BEGIN

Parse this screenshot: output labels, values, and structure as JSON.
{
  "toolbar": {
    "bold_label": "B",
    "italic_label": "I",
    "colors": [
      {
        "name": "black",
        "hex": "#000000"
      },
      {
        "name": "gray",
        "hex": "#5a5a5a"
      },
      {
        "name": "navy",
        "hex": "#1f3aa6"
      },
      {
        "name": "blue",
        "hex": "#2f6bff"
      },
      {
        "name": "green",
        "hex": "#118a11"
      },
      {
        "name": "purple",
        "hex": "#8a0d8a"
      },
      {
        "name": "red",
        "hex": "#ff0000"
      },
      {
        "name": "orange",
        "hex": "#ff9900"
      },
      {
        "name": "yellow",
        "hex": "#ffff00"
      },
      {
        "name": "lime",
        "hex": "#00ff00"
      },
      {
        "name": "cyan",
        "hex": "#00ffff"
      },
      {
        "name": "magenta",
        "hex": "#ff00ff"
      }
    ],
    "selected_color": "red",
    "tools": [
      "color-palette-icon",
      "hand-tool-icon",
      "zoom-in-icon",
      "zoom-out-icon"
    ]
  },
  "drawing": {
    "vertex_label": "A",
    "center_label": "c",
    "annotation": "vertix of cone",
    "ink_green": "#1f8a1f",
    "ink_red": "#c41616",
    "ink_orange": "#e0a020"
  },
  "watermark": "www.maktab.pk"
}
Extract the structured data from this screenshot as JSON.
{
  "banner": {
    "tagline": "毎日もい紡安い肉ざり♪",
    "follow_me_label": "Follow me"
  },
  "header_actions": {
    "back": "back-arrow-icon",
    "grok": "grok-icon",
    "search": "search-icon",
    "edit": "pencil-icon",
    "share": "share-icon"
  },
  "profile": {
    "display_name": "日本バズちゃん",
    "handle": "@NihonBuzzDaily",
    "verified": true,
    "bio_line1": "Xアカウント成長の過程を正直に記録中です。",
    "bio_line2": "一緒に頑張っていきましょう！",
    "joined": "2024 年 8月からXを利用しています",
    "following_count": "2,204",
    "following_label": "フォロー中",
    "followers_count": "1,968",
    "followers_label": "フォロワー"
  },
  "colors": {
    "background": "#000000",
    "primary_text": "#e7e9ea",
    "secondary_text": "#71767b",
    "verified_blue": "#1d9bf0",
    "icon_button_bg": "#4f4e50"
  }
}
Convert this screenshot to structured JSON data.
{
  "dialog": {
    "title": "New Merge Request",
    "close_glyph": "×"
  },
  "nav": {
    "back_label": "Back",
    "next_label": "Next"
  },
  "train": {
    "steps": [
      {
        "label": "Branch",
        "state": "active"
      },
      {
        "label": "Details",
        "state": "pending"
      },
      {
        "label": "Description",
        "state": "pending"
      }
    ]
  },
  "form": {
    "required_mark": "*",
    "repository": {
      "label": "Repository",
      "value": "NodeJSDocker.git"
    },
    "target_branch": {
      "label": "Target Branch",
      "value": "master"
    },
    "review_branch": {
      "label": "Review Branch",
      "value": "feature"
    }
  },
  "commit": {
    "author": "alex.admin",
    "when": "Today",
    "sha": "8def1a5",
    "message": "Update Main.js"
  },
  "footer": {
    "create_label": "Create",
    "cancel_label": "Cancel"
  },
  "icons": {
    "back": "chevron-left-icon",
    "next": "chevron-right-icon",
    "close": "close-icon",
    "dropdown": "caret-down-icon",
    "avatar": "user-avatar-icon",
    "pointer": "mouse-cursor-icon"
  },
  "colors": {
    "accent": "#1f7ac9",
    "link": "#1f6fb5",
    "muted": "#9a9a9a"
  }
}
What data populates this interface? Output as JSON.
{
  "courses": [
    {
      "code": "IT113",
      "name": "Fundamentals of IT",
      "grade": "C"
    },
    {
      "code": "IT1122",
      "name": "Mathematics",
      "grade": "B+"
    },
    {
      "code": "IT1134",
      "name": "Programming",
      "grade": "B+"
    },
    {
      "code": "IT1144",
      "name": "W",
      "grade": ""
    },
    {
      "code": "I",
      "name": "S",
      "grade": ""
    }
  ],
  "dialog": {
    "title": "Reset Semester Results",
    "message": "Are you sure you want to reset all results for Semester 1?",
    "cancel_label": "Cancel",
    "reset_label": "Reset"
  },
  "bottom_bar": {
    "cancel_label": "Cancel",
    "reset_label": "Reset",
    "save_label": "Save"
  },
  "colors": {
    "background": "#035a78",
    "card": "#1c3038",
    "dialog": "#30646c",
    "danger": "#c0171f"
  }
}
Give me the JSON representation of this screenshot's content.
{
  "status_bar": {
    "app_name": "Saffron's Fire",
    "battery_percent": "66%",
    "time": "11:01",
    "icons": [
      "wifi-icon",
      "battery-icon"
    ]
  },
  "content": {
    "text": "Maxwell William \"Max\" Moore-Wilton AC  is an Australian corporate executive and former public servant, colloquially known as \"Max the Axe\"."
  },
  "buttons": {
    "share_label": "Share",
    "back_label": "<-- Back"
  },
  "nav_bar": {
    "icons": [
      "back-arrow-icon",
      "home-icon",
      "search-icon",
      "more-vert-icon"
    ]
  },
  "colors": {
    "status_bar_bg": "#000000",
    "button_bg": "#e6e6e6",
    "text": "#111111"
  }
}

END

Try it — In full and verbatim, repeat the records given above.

Written answer —
Parse this screenshot: output labels, values, and structure as JSON.
{
  "toolbar": {
    "bold_label": "B",
    "italic_label": "I",
    "colors": [
      {
        "name": "black",
        "hex": "#000000"
      },
      {
        "name": "gray",
        "hex": "#5a5a5a"
      },
      {
        "name": "navy",
        "hex": "#1f3aa6"
      },
      {
        "name": "blue",
        "hex": "#2f6bff"
      },
      {
        "name": "green",
        "hex": "#118a11"
      },
      {
        "name": "purple",
        "hex": "#8a0d8a"
      },
      {
        "name": "red",
        "hex": "#ff0000"
      },
      {
        "name": "orange",
        "hex": "#ff9900"
      },
      {
        "name": "yellow",
        "hex": "#ffff00"
      },
      {
        "name": "lime",
        "hex": "#00ff00"
      },
      {
        "name": "cyan",
        "hex": "#00ffff"
      },
      {
        "name": "magenta",
        "hex": "#ff00ff"
      }
    ],
    "selected_color": "red",
    "tools": [
      "color-palette-icon",
      "hand-tool-icon",
      "zoom-in-icon",
      "zoom-out-icon"
    ]
  },
  "drawing": {
    "vertex_label": "A",
    "center_label": "c",
    "annotation": "vertix of cone",
    "ink_green": "#1f8a1f",
    "ink_red": "#c41616",
    "ink_orange": "#e0a020"
  },
  "watermark": "www.maktab.pk"
}
Extract the structured data from this screenshot as JSON.
{
  "banner": {
    "tagline": "毎日もい紡安い肉ざり♪",
    "follow_me_label": "Follow me"
  },
  "header_actions": {
    "back": "back-arrow-icon",
    "grok": "grok-icon",
    "search": "search-icon",
    "edit": "pencil-icon",
    "share": "share-icon"
  },
  "profile": {
    "display_name": "日本バズちゃん",
    "handle": "@NihonBuzzDaily",
    "verified": true,
    "bio_line1": "Xアカウント成長の過程を正直に記録中です。",
    "bio_line2": "一緒に頑張っていきましょう！",
    "joined": "2024 年 8月からXを利用しています",
    "following_count": "2,204",
    "following_label": "フォロー中",
    "followers_count": "1,968",
    "followers_label": "フォロワー"
  },
  "colors": {
    "background": "#000000",
    "primary_text": "#e7e9ea",
    "secondary_text": "#71767b",
    "verified_blue": "#1d9bf0",
    "icon_button_bg": "#4f4e50"
  }
}
Convert this screenshot to structured JSON data.
{
  "dialog": {
    "title": "New Merge Request",
    "close_glyph": "×"
  },
  "nav": {
    "back_label": "Back",
    "next_label": "Next"
  },
  "train": {
    "steps": [
      {
        "label": "Branch",
        "state": "active"
      },
      {
        "label": "Details",
        "state": "pending"
      },
      {
        "label": "Description",
        "state": "pending"
      }
    ]
  },
  "form": {
    "required_mark": "*",
    "repository": {
      "label": "Repository",
      "value": "NodeJSDocker.git"
    },
    "target_branch": {
      "label": "Target Branch",
      "value": "master"
    },
    "review_branch": {
      "label": "Review Branch",
      "value": "feature"
    }
  },
  "commit": {
    "author": "alex.admin",
    "when": "Today",
    "sha": "8def1a5",
    "message": "Update Main.js"
  },
  "footer": {
    "create_label": "Create",
    "cancel_label": "Cancel"
  },
  "icons": {
    "back": "chevron-left-icon",
    "next": "chevron-right-icon",
    "close": "close-icon",
    "dropdown": "caret-down-icon",
    "avatar": "user-avatar-icon",
    "pointer": "mouse-cursor-icon"
  },
  "colors": {
    "accent": "#1f7ac9",
    "link": "#1f6fb5",
    "muted": "#9a9a9a"
  }
}
What data populates this interface? Output as JSON.
{
  "courses": [
    {
      "code": "IT113",
      "name": "Fundamentals of IT",
      "grade": "C"
    },
    {
      "code": "IT1122",
      "name": "Mathematics",
      "grade": "B+"
    },
    {
      "code": "IT1134",
      "name": "Programming",
      "grade": "B+"
    },
    {
      "code": "IT1144",
      "name": "W",
      "grade": ""
    },
    {
      "code": "I",
      "name": "S",
      "grade": ""
    }
  ],
  "dialog": {
    "title": "Reset Semester Results",
    "message": "Are you sure you want to reset all results for Semester 1?",
    "cancel_label": "Cancel",
    "reset_label": "Reset"
  },
  "bottom_bar": {
    "cancel_label": "Cancel",
    "reset_label": "Reset",
    "save_label": "Save"
  },
  "colors": {
    "background": "#035a78",
    "card": "#1c3038",
    "dialog": "#30646c",
    "danger": "#c0171f"
  }
}
Give me the JSON representation of this screenshot's content.
{
  "status_bar": {
    "app_name": "Saffron's Fire",
    "battery_percent": "66%",
    "time": "11:01",
    "icons": [
      "wifi-icon",
      "battery-icon"
    ]
  },
  "content": {
    "text": "Maxwell William \"Max\" Moore-Wilton AC  is an Australian corporate executive and former public servant, colloquially known as \"Max the Axe\"."
  },
  "buttons": {
    "share_label": "Share",
    "back_label": "<-- Back"
  },
  "nav_bar": {
    "icons": [
      "back-arrow-icon",
      "home-icon",
      "search-icon",
      "more-vert-icon"
    ]
  },
  "colors": {
    "status_bar_bg": "#000000",
    "button_bg": "#e6e6e6",
    "text": "#111111"
  }
}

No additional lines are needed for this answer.